Stalin’s Ruthless Rhyme Schemes
Joseph Stalin was a blessing before he was a curse. His parents had tried twice before to have children, but both passed away shortly after they were born. Stalin was the third attempt, and though he was weak (always getting sick or injured in his younger years), he survived. Yet, the world he grew up in was a dark one that he only made darker.
He was born and raised in the Georgian town of Gori, a place with a notorious street culture. (Many people in this town continue to remember Stalin with affection.) According to Young Stalin, a biography of his early years, the boy lived as a ragamuffin, often engaging in street brawls, fist fights and gang warfare.
On top of this, Stalin had to battle a difficult father who, largely because of the deaths of his first two children, had turned into a bitter alcoholic. So when he was barely old enough to read, Stalin committed his first violent act, throwing a knife at his father in an attempt to defend his mother from one of his drunken tirades.
Yet, for all his brutal shenanigans, Stalin first gained notoriety not because of his scheming but because of his poetry.
While studying to be a priest (yes, that’s right, a priest), Stalin started to write romantic poems, which were published in several periodicals and won him much acclaim in Georgia. His first known poem, written when he was 17, was called “Morning,” and is filled with descriptions of lilting flowers, chirping birds and national pride. “Be full of blossom, oh lovely land / Rejoice Iverians’ country / And you oh Georgian, by studying / Bring joy to your motherland.” It may not be Mandelstam, but the prideful aspect apparently resonated well with Georgians.
He eventually stopped writing poetry because it required “a hell of a lot of patience,” according to one conversation recorded in Young Stalin. Instead, he turned his focus to revolutionary Marxism.
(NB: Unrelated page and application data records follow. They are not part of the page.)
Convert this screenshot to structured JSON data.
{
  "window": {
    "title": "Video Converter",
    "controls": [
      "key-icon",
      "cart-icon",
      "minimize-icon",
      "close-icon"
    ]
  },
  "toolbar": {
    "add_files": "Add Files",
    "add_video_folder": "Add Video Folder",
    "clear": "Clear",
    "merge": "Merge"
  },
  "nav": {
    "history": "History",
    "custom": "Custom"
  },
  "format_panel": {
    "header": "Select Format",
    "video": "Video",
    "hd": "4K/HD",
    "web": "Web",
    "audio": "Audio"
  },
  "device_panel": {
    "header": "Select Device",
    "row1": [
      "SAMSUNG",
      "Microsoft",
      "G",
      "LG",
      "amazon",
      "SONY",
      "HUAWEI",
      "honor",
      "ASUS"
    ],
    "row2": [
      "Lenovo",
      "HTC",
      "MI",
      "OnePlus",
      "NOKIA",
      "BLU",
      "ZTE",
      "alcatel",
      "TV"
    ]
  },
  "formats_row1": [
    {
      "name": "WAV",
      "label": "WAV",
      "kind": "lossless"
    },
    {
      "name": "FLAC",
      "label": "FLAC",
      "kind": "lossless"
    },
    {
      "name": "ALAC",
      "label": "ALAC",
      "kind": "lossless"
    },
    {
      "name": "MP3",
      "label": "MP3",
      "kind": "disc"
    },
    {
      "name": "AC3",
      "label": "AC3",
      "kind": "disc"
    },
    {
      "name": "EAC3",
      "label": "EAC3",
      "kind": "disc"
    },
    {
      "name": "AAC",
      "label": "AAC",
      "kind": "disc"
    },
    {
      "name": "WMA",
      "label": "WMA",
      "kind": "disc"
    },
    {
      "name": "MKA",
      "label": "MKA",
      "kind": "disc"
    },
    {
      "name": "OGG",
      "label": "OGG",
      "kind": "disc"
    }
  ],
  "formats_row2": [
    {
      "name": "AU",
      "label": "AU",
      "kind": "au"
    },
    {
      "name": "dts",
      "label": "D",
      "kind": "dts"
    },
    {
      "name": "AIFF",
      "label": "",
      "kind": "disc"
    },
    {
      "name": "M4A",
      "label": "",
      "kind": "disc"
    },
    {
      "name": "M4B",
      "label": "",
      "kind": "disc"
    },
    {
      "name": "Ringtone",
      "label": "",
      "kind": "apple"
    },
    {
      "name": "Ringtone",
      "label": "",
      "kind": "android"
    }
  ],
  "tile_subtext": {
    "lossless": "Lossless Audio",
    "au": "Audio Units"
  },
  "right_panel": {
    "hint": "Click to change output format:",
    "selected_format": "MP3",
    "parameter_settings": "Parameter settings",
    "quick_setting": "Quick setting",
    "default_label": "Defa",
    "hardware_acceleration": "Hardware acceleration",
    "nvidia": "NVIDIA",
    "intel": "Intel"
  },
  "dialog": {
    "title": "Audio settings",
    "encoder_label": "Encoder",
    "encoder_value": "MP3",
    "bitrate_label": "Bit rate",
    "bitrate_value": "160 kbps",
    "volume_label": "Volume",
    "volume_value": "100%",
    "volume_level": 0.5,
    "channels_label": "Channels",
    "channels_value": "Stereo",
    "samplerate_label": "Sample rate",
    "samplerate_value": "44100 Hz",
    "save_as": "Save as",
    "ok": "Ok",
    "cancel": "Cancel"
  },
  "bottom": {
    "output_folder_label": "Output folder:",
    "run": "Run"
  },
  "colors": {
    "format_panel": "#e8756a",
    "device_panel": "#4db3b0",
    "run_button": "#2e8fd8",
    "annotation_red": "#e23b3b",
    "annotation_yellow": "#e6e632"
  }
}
Still, many of his early ventures into the sinister are intertwined with his passion for literature. The books and periodicals he read spurred his revolutionary ideas and schemes. According to one account in Young Stalin, he actually learned many of his tyrannical tactics from a fight over reading material with a priest in his seminary. While in school, Stalin was known to read and distribute black-listed books by authors like Balzac, Marx and Darwin. So one priest, who was nicknamed the Black Spot, spared no amount of energy spying on Stalin and rummaging through his personal belongings. Stalin was eventually expelled over this, and later in life, he confessed that this priest had taught him all the repressive tactics he’d need to know, including “surveillance, spying, invasion of inner life, [and] violation of feelings.”
Unlike today, where a history of writing romantic poems might diminish one’s macho credentials, poetry actually fueled Stalin’s reputation. In 1907, young Stalin organized a bloody bank heist that helped finance the Bolshevik revolution. Afterward, one of his henchmen admitted that he had joined Stalin in this risky venture “only because he was such an admirer of Stalin’s romantic poetry.”